The study, published in the 5 November issue of the journal Current Biology, suggests that pro-social behaviours emerge early in life and are shaped by both genes and culture, which is linked with religion. "Since 5.8 billion humans, representing 84% of the worldwide population, identify as religious, religion is arguably one prevalent facet of culture that influences the development and expression of pro-sociality," the researchers said in the report.

The findings particularly highlight the negative association between religiousness and children's altruism – carrying out selfless actions to the benefit others – across the world. The research was carried out by the University of Chicago's Child Neurosuite, which specialises in research about childhood development.

"Altruism (cost for the donor and benefit for the recipient) is particularly interesting because it is costly to the self. Studies of altruistic behaviour have documented that children in preschool tend to share less than a third of their resources and by late childhood share nearly half," authors of the report said.

To examine the influence of religion on a child's selflessness behaviour, researchers evaluated 1,170 children aged between 5-12 years in six countries (Canada, China, Jordan, Turkey, USA, and South Africa) and assessed their household religiousness and their sensitivity and empathy to justice.
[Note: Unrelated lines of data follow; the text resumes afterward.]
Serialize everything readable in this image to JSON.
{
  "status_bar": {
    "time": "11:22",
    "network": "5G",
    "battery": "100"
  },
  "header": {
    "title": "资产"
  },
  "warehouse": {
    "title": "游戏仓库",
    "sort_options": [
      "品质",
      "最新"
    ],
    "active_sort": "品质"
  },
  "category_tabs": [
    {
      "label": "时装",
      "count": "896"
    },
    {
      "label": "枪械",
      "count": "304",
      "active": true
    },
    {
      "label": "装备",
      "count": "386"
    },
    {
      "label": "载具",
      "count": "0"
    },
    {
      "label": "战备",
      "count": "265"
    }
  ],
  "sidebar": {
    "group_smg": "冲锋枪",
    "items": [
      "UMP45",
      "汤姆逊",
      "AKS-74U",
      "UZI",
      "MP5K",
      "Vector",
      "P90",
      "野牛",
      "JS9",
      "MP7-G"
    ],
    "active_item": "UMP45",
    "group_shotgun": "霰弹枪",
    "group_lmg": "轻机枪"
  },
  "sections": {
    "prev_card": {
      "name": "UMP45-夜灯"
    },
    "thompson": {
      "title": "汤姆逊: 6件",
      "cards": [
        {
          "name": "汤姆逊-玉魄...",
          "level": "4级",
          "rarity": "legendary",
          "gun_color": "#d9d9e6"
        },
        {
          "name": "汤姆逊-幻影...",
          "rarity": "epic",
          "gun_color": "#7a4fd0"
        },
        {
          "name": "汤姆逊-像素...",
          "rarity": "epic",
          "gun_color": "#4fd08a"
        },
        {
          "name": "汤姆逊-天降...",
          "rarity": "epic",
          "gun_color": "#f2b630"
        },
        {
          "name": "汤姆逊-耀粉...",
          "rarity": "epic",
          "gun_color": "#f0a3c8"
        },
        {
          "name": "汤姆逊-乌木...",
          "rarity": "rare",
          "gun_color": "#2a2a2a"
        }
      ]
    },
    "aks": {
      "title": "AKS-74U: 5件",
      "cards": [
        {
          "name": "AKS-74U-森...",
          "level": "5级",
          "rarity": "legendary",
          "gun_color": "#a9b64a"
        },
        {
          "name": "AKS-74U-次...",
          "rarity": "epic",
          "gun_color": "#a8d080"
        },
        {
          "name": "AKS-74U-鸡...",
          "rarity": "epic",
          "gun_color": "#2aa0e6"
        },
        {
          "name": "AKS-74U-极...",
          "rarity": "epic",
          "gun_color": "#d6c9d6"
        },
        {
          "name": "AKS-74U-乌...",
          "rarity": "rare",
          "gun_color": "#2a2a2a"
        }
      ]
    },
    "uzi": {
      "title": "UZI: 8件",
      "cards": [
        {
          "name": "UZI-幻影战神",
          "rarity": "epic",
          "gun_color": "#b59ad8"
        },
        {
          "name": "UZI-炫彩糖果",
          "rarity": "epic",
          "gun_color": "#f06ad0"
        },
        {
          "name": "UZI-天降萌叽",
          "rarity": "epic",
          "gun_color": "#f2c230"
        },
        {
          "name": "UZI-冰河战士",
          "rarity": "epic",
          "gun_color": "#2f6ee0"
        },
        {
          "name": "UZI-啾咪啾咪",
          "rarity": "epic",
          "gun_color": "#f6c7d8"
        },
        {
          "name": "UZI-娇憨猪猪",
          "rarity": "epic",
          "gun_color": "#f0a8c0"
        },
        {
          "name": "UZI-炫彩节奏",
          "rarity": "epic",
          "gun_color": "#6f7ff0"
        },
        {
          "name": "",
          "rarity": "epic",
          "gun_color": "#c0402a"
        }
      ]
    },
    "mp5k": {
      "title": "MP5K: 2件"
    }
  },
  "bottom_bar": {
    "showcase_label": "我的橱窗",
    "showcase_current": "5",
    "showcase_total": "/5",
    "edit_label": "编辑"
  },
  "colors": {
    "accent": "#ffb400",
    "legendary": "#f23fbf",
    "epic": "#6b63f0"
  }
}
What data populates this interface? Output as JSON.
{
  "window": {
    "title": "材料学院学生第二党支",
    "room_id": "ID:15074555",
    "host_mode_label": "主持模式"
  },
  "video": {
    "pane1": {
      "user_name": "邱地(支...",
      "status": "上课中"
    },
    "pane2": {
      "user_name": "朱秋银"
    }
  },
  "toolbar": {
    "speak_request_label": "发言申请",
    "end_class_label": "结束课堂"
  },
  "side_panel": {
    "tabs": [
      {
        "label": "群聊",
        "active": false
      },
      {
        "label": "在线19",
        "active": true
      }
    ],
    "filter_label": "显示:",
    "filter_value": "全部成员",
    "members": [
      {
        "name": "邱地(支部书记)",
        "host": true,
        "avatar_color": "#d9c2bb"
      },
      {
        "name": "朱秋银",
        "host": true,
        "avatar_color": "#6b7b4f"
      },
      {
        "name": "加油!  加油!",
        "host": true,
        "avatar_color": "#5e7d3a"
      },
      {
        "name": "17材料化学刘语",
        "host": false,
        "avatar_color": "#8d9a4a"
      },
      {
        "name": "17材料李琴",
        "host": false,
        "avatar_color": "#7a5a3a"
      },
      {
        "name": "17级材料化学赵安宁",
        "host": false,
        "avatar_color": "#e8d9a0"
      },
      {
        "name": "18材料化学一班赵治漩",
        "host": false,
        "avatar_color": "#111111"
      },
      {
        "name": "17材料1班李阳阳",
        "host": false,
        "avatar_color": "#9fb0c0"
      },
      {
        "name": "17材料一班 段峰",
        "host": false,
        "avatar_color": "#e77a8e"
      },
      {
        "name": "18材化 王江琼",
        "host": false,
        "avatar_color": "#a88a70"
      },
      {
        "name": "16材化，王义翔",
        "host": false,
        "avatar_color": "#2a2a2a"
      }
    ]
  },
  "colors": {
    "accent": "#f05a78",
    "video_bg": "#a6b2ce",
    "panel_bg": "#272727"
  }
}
While children of religious families were found to be empathetic to justice, they were less selfless as compared to those from secular or non-religious households.

"Across all countries, parents in religious households reported that their children expressed more empathy and sensitivity for justice in everyday life than non-religious parents," the researchers noted. "However, religiousness was inversely predictive of children's altruism and positively correlated with their punitive tendencies.

"Together these results reveal the similarity across countries in how religion negatively influences children's altruism, challenging the view that religiosity facilitates pro-social behaviour."